Access to employment, collective facilities and vocational training
The Directive requires agency workers
- to have the same access to vacancies for permanent positions as permanent employees of the hirer
- to be protected from any restrictions on becoming a permanent employee of the hirer
- not to be charged a fee by the agency for arranging permanent employment with the hirer
- to be given access to amenities and collective facilities provided by the hirer to permanent employees, in particular canteen facilities, childcare facilities and transport services, unless the difference in treatment can be justified by objective reasons
- to be provided with training by the agency.
The draft Regulations make provision for requirements (a) and (d). In both cases the requirements apply from the start of an agency worker’s assignment, not after the 12-week qualifying period. Requirement (b) will involve a separate amendment to the Conduct of Employment Agencies and Employment Businesses Regulations 2003 that will require any transfer fees or any extended periods of hire as an alternative to paying the transfer fee to be reasonable. Requirement (c) is already covered in the Conduct Regulations, and the Government’s view is that (e) is not a matter for legislation.
Employers are required, under a number of statutory provisions, to consult with representatives of their workforce on matters such as setting up works councils, changes to pension schemes, transfers of undertakings and collective redundancies. The requirement to consult depends on whether the number of employees in the business exceeds a specified threshold. The Agency Worker Directive requires temporary agency workers to count towards the threshold that applies to the agency or to the hirer.

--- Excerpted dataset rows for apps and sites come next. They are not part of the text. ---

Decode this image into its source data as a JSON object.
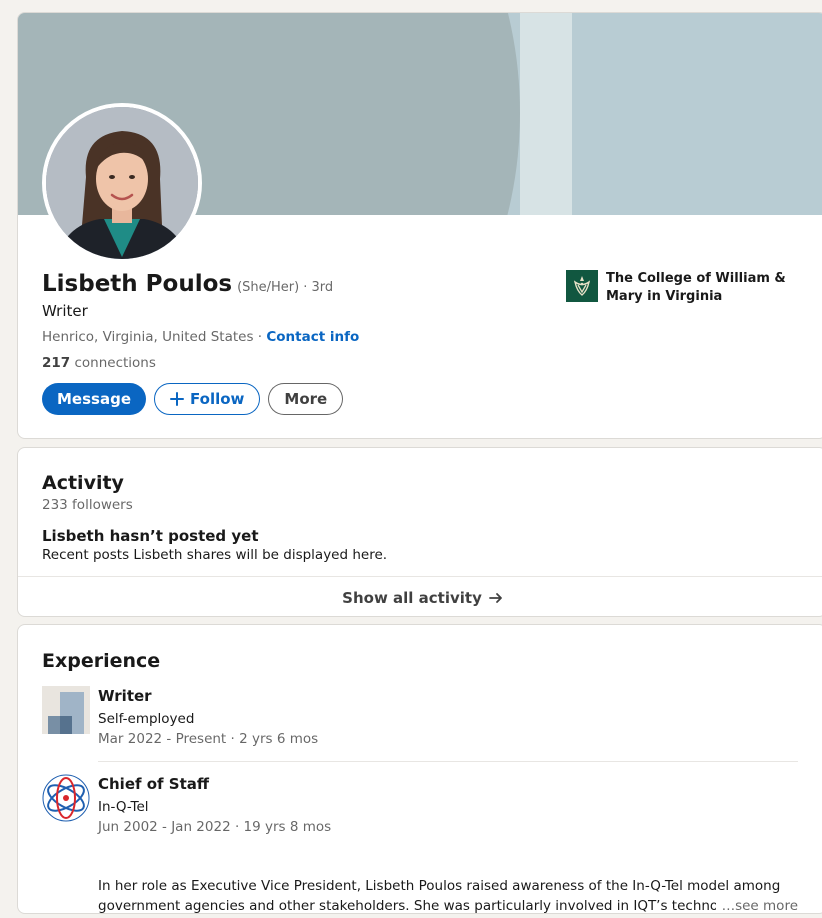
{
  "profile": {
    "name": "Lisbeth Poulos",
    "pronouns": "(She/Her)",
    "degree": "· 3rd",
    "headline": "Writer",
    "location": "Henrico, Virginia, United States",
    "location_separator": "·",
    "contact_info": "Contact info",
    "connections_count": "217",
    "connections_label": "connections",
    "actions": {
      "message": "Message",
      "follow": "Follow",
      "more": "More"
    },
    "education": {
      "school": "The College of William & Mary in Virginia",
      "logo_icon": "william-mary-crest-icon"
    }
  },
  "activity": {
    "title": "Activity",
    "followers": "233 followers",
    "empty_title": "Lisbeth hasn’t posted yet",
    "empty_subtitle": "Recent posts Lisbeth shares will be displayed here.",
    "show_all": "Show all activity",
    "show_all_icon": "arrow-right-icon"
  },
  "experience": {
    "title": "Experience",
    "items": [
      {
        "title": "Writer",
        "company": "Self-employed",
        "dates": "Mar 2022 - Present · 2 yrs 6 mos",
        "logo_icon": "company-placeholder-icon"
      },
      {
        "title": "Chief of Staff",
        "company": "In-Q-Tel",
        "dates": "Jun 2002 - Jan 2022 · 19 yrs 8 mos",
        "description": "In her role as Executive Vice President, Lisbeth Poulos raised awareness of the In-Q-Tel model among government agencies and other stakeholders. She was particularly involved in IQT’s technology",
        "see_more": "…see more",
        "logo_icon": "in-q-tel-logo-icon"
      }
    ]
  },
  "colors": {
    "brand_blue": "#0a66c2",
    "banner_light": "#b8ccd3",
    "banner_dark": "#a4b5b8",
    "school_green": "#115740"
  }
}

Following consultation, the Government decided that agency workers should count towards the threshold of the agency. The draft Regulations make the appropriate changes to the relevant legislation. An agency worker who is on the books of two or more agencies is counted towards the threshold for each agency. Only those agency workers who have been supplied to a hirer are counted. Where the count of employees towards a threshold that is based on an average number during a reference period, or takes part-time work into consideration, the same rules apply to the count of agency workers.

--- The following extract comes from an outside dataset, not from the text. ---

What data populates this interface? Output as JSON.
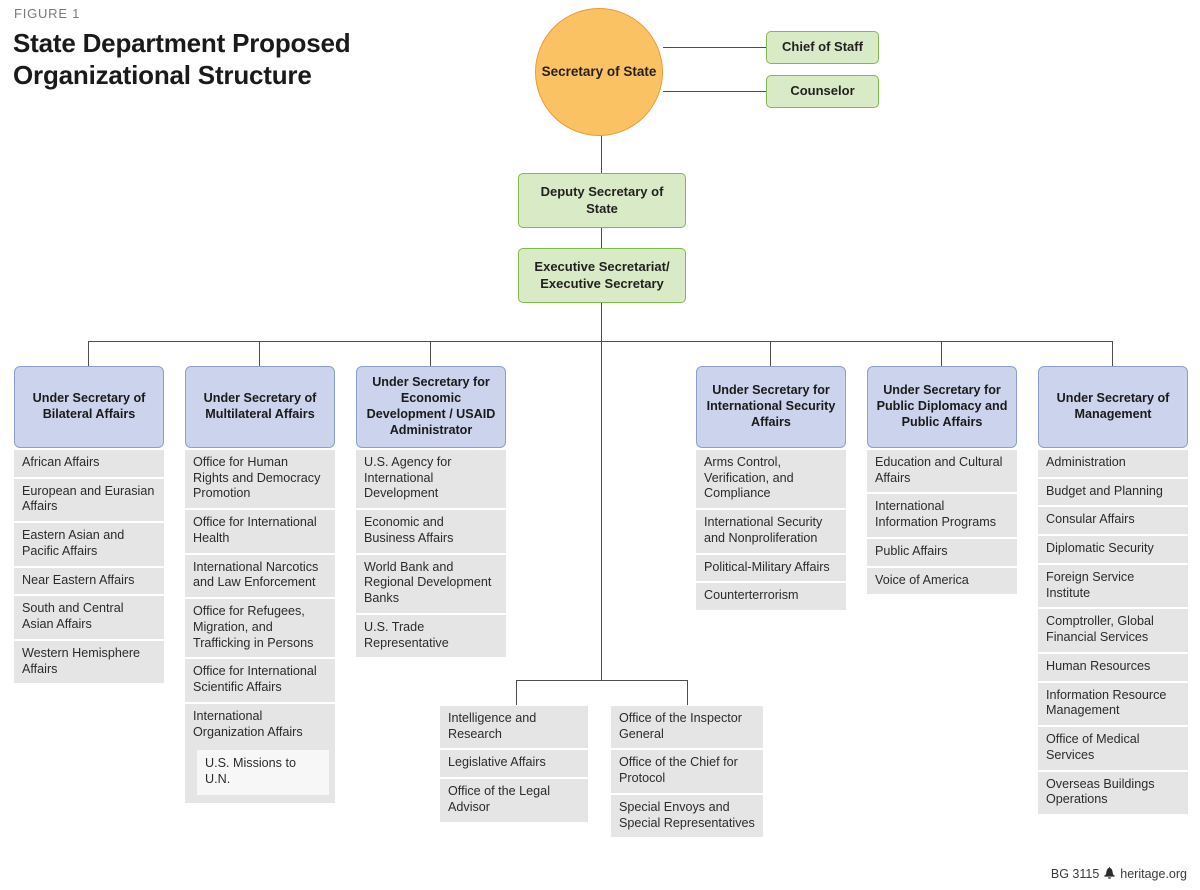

A related requirement of the Directive is for hirers, whose businesses fall within the various information and consultation provisions mentioned above, to provide information about agency workers to the relevant workers’ representatives. The draft Regulations make the necessary changes so that, where information is provided on the employment situation in the business, information is also provided on the use of agency workers.
Sponsored by Learn Payroll